Evaluating Compound Splitters Extrinsically with Textual Entailment
Glorianna Jagfeld | Patrick Ziering | Lonneke van der Plas
Proceedings of the 55th Annual Meeting of the Association for Computational Linguistics (Volume 2: Short Papers)

Traditionally, compound splitters are evaluated intrinsically on gold-standard data or extrinsically on the task of statistical machine translation. We explore a novel way for the extrinsic evaluation of compound splitters, namely recognizing textual entailment. Compound splitting has great potential for this novel task that is both transparent and well-defined. Moreover, we show that it addresses certain aspects that are either ignored in intrinsic evaluations or compensated for by taskinternal mechanisms in statistical machine translation. We show significant improvements using different compound splitting methods on a German textual entailment dataset.


The Grammar of English Deverbal Compounds and their Meaning
Gianina Iordăchioaia | Lonneke van der Plas | Glorianna Jagfeld
Proceedings of the Workshop on Grammar and Lexicon: interactions and interfaces (GramLex)

We present an interdisciplinary study on the interaction between the interpretation of noun-noun deverbal compounds (DCs; e.g., task assignment) and the morphosyntactic properties of their deverbal heads in English. Underlying hypotheses from theoretical linguistics are tested with tools and resources from computational linguistics. We start with Grimshaw’s (1990) insight that deverbal nouns are ambiguous between argument-supporting nominal (ASN) readings, which inherit verbal arguments (e.g., the assignment of the tasks), and the less verbal and more lexicalized Result Nominal and Simple Event readings (e.g., a two-page assignment). Following Grimshaw, our hypothesis is that the former will realize object arguments in DCs, while the latter will receive a wider range of interpretations like root compounds headed by non-derived nouns (e.g., chocolate box). Evidence from a large corpus assisted by machine learning techniques confirms this hypothesis, by showing that, besides other features, the realization of internal arguments by deverbal heads outside compounds (i.e., the most distinctive ASN-property in Grimshaw 1990) is a good predictor for an object interpretation of non-heads in DCs.

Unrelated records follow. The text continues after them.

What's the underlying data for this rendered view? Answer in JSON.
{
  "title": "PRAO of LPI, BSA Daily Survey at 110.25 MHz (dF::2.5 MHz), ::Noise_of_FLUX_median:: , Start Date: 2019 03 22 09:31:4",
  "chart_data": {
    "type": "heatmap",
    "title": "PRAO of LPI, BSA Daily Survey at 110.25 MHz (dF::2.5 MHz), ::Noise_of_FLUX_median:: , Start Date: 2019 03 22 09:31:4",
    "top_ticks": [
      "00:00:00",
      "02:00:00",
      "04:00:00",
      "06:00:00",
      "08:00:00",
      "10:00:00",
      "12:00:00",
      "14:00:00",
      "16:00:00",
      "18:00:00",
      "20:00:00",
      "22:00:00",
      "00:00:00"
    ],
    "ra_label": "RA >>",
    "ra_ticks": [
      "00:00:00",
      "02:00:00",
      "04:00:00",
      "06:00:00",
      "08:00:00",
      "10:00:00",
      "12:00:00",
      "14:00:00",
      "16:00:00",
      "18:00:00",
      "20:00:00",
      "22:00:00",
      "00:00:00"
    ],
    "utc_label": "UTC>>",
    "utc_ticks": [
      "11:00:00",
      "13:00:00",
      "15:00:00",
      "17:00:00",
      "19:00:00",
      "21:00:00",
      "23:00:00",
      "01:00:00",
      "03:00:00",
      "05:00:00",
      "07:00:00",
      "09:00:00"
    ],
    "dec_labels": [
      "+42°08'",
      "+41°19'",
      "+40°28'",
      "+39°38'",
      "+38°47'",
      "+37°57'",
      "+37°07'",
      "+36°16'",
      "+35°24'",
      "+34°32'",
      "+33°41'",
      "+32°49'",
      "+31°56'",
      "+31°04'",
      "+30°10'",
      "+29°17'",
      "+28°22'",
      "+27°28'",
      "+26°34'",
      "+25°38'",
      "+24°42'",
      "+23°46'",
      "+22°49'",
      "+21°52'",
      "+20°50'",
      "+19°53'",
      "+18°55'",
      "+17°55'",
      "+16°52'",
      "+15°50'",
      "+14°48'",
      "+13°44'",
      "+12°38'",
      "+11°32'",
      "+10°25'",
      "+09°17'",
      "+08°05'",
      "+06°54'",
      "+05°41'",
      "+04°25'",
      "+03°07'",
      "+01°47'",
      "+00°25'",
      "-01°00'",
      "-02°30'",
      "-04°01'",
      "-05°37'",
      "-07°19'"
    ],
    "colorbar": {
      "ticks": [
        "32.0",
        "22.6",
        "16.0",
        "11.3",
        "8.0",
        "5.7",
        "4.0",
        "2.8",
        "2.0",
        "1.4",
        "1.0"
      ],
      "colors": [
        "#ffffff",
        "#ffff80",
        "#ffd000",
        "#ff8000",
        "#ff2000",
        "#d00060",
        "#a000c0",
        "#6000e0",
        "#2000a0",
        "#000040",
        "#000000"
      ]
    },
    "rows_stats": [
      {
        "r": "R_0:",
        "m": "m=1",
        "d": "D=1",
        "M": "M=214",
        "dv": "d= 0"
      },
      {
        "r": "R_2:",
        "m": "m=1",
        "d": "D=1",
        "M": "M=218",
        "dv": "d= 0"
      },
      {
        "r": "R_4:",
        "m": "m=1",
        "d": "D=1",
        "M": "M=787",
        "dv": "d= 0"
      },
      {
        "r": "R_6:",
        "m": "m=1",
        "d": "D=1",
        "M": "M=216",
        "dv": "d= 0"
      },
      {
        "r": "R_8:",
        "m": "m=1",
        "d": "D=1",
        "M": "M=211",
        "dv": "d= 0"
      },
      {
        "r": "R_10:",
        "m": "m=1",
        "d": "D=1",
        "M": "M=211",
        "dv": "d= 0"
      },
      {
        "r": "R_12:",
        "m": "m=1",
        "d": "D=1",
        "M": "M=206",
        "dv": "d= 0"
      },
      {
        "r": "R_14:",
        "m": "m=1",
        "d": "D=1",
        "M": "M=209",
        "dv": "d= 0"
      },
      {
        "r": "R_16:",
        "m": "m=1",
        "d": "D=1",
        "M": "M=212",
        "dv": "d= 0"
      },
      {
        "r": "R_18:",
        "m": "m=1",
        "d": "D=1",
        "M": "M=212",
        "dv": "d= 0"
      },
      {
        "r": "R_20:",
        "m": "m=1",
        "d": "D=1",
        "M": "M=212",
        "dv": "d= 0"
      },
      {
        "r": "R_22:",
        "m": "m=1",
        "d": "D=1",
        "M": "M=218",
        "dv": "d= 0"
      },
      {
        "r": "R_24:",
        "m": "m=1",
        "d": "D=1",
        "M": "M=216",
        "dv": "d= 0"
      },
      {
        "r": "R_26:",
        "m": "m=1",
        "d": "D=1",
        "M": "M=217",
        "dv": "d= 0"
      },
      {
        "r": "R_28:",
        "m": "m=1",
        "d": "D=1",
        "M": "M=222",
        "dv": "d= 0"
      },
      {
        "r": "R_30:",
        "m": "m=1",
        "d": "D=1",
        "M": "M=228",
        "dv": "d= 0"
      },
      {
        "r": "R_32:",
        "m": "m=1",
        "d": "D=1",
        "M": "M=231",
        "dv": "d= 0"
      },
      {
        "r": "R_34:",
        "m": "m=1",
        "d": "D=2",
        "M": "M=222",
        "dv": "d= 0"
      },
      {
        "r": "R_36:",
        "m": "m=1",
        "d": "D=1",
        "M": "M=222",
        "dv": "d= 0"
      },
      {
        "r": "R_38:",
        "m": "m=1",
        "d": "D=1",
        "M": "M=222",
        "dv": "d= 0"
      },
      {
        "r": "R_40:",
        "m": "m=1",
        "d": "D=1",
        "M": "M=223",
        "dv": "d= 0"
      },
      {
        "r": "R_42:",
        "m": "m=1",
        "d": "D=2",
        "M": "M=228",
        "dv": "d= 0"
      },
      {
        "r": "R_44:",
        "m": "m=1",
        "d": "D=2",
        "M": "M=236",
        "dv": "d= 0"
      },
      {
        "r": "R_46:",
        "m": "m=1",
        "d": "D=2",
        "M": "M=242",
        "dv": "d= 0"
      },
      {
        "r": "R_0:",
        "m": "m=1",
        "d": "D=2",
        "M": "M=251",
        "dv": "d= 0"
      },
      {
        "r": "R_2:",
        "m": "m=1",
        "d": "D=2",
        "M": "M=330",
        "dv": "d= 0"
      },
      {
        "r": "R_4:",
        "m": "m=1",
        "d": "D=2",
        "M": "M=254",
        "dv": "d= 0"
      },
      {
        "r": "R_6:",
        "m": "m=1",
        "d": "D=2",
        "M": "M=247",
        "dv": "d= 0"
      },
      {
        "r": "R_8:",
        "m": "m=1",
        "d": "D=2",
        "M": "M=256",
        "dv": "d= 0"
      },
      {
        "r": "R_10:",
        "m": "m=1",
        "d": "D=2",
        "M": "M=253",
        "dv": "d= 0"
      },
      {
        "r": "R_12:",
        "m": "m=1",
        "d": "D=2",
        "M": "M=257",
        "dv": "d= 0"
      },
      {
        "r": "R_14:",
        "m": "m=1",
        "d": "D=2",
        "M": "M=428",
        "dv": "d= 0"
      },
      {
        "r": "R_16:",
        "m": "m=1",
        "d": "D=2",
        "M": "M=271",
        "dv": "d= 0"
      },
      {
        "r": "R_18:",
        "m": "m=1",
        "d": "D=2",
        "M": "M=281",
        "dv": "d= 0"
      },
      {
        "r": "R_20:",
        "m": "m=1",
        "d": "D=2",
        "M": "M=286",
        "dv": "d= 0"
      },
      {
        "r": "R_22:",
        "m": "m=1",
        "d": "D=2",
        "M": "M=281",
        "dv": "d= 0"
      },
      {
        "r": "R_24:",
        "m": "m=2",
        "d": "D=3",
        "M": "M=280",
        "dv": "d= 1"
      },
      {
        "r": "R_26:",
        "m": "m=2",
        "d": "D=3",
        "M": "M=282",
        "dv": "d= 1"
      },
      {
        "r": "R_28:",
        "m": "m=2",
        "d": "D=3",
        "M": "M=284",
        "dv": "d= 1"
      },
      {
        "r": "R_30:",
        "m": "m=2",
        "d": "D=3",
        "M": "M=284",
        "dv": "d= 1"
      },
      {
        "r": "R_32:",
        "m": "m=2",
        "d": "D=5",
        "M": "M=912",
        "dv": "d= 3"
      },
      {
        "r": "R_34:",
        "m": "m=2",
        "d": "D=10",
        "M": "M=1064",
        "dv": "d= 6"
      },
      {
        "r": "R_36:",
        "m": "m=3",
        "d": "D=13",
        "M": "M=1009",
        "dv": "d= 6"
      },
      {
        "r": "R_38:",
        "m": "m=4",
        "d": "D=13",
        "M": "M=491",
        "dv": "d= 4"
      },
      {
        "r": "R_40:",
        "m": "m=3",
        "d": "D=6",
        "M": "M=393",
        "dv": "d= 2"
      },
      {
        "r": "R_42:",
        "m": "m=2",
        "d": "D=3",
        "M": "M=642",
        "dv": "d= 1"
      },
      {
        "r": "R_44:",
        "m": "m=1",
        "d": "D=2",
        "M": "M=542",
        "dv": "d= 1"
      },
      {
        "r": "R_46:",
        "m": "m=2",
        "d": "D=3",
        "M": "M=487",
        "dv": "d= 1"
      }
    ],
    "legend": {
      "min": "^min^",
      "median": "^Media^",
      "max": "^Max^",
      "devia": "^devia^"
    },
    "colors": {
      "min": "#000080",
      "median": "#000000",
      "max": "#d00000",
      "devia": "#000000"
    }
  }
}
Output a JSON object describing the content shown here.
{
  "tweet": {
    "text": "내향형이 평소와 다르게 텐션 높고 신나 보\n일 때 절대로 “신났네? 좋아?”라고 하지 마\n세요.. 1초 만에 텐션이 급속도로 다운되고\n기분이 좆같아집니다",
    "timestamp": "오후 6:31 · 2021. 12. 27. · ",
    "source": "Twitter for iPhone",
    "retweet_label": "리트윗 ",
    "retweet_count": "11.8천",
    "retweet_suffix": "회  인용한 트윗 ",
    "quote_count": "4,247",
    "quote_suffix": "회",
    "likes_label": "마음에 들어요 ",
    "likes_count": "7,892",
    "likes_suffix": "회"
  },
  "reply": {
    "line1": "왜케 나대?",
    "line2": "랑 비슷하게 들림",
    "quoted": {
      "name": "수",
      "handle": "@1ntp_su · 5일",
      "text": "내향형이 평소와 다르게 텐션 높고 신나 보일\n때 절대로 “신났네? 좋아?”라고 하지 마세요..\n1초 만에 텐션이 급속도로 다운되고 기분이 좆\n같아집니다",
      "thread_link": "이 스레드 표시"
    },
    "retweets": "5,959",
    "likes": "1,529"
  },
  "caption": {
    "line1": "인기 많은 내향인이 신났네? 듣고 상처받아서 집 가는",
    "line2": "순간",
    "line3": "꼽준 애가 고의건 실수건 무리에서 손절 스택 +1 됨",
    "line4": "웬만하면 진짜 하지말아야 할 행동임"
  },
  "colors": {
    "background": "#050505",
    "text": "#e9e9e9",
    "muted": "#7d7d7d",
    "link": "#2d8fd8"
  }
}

Towards a Better Semantic Role Labeling of Complex Predicates
Glorianna Jagfeld | Lonneke van der Plas
Proceedings of the 2015 Conference of the North American Chapter of the Association for Computational Linguistics: Student Research Workshop